   None of this can happen without the eager participation of buyers and sellers! Open house dates are spinning with activity, full of sincere purchasers looking at the “home” as something more than just an investment. They are remembering that homeownership is about choosing a lifestyle, as well as a standard of living, that suits one’s particular needs. It is the notion that “location, price and condition” are more than simply buzz-words and market hype, and that people really want to live where it matters most to them.

   The relevance of investors doesn’t adequately describe the true nature of their contribution to the marketplace. The National Association of Realtors (NAR) reported that 27 percent of all real estate transactions in 2011 were for the purchase of an investment property, and that 11 percent of all real estate transactions last year were second home purchases. A significant portion of these transactions were paid for with cash, which further supports the idea that many buyers are investing in a lifestyle, and not just their bottom line.

    There is no doubt a science to real estate, but it doesn’t overshadow the complementary feelings and emotions that go into buying and selling homes. People know this, and it is eminently apparent that we are currently enjoying a little more of the latter during this rather delightful time of year. This is of course the notable difference from recent past years in real estate. Let’s choose to keep looking forward; because after all that’s where the future is – for all of us!


John VanderSyde is an Associate Broker, REALTOR with Virginia Properties in Richmond, VA (804) 282-7300

Rising Trends, Improving Conditions in Real Estate

If you don’t think things are changing in the real estate housing market, well think again! It’s easy to get caught up in media reports the most recent real estate market statistics that point to improving sales conditions in the Richmond Metropolitan area and believe home sales are getting better. After all, it’s just more of the cautious optimism that’s been keeping us going for the last three or four years, right? On the other hand, recent activity indicates genuine change has arrived. Of course some areas will lag behind others as the market picks up, but Realtors can sense the new mood wafting across the plains.

Market activity has been on the increase since at least November 2011. Our individual numbers as well as every stat tracking real property transfers confirms it. Nevertheless, real estate professionals have been cautiously monitoring trends to see if conditions were actually improving, or if perhaps this was simply another market teaser. It is one thing to watch the numbers reportedly go up, but quite another to see actual behavioral change.

Just last weekend we called to schedule an appointment to visit a home in the west end of Richmond. There were so many appointments we could not be accommodated. It didn’t matter that we were willing to wait another day to see it because the seller received so many contracts on the first day they discontinued showings and agreed to work with one of the offers submitted the first day. WOW! You might say this is just one story, but it’s not. We are hearing about other interactions similar to this where multiple offers have been generated. But of course the good ones will always sell fast!

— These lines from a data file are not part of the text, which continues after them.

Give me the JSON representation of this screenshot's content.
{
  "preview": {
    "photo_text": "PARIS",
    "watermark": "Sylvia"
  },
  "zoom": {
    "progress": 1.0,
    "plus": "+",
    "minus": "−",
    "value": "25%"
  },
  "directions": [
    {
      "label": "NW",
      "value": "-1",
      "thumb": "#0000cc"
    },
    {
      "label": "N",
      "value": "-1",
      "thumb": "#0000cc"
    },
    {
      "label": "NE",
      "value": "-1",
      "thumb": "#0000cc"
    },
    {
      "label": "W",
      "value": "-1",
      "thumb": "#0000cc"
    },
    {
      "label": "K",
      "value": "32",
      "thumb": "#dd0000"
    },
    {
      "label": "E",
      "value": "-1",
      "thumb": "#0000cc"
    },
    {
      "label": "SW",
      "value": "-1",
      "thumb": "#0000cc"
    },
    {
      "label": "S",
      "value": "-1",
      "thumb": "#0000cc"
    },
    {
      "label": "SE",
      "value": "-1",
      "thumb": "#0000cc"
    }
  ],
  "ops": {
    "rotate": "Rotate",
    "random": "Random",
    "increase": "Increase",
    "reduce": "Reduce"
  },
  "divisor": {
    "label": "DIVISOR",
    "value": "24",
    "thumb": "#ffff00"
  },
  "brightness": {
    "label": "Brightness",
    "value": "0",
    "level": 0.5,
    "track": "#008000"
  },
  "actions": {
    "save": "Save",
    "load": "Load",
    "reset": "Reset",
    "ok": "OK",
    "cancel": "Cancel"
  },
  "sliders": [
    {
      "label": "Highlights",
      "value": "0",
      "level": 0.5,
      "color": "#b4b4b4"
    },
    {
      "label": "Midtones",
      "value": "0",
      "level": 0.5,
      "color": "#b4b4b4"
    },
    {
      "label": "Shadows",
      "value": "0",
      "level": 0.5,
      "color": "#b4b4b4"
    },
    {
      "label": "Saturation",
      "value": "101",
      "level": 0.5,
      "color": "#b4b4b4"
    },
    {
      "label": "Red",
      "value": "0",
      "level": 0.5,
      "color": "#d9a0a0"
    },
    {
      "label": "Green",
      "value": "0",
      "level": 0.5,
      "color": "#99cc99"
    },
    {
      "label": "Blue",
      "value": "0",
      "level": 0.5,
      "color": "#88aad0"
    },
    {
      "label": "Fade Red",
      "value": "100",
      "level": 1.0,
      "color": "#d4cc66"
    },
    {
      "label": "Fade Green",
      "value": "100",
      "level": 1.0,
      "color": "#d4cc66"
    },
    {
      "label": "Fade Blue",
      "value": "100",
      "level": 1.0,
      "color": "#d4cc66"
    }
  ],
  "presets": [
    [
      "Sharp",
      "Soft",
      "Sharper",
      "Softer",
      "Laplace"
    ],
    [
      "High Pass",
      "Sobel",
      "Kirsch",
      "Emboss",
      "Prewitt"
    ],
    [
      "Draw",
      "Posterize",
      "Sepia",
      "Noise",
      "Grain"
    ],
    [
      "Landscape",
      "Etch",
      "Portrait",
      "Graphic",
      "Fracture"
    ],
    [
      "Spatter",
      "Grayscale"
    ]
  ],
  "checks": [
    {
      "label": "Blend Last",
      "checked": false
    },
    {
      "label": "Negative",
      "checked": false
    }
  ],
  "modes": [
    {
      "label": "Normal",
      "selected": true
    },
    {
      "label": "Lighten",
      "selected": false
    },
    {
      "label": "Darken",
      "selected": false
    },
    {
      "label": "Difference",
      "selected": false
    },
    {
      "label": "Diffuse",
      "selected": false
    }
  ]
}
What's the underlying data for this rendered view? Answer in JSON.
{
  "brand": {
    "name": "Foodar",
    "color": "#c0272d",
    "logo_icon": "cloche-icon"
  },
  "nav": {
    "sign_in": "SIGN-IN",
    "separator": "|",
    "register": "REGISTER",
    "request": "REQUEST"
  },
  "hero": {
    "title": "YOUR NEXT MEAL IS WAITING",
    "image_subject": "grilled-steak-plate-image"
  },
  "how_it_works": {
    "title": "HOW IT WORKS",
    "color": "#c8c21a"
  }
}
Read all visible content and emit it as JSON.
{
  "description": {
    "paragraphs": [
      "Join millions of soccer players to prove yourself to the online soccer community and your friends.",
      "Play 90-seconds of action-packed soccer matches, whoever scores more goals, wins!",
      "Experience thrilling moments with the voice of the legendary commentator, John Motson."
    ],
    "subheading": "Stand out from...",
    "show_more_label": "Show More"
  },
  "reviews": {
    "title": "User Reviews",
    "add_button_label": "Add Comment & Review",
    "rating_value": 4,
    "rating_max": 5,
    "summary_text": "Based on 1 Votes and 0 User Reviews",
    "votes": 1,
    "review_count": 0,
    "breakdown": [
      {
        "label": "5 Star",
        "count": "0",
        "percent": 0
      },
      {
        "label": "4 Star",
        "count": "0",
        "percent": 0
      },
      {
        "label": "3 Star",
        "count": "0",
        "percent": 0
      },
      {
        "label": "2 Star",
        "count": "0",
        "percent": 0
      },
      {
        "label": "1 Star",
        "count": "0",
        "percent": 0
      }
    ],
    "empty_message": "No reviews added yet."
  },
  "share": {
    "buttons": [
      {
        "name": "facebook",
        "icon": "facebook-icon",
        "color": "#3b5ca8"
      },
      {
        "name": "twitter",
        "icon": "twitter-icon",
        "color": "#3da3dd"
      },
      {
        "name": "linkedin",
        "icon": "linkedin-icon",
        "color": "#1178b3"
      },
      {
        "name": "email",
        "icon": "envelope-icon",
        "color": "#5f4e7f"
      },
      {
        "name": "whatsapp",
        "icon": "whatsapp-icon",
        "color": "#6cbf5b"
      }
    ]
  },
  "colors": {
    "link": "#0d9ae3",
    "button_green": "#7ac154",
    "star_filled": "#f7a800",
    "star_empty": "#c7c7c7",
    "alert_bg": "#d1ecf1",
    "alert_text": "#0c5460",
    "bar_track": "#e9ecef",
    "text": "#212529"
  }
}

This may not be the norm, but it most assuredly points to distinctive change in the attitudes of people ready, willing and able to buy a home. With dwindling inventory, improved market conditions, historically affordable interest rates, I would not be surprised to see more interesting stories like this one that point to a changing real estate market for 2012.

 Ann & John VanderSyde, Associate Brokers – Virginia Properties, A long & Foster Company “2009, 2010 & 2011 Sales Team of the Year” (804) 287-4660  “HOME is a Lifestyle Choice!”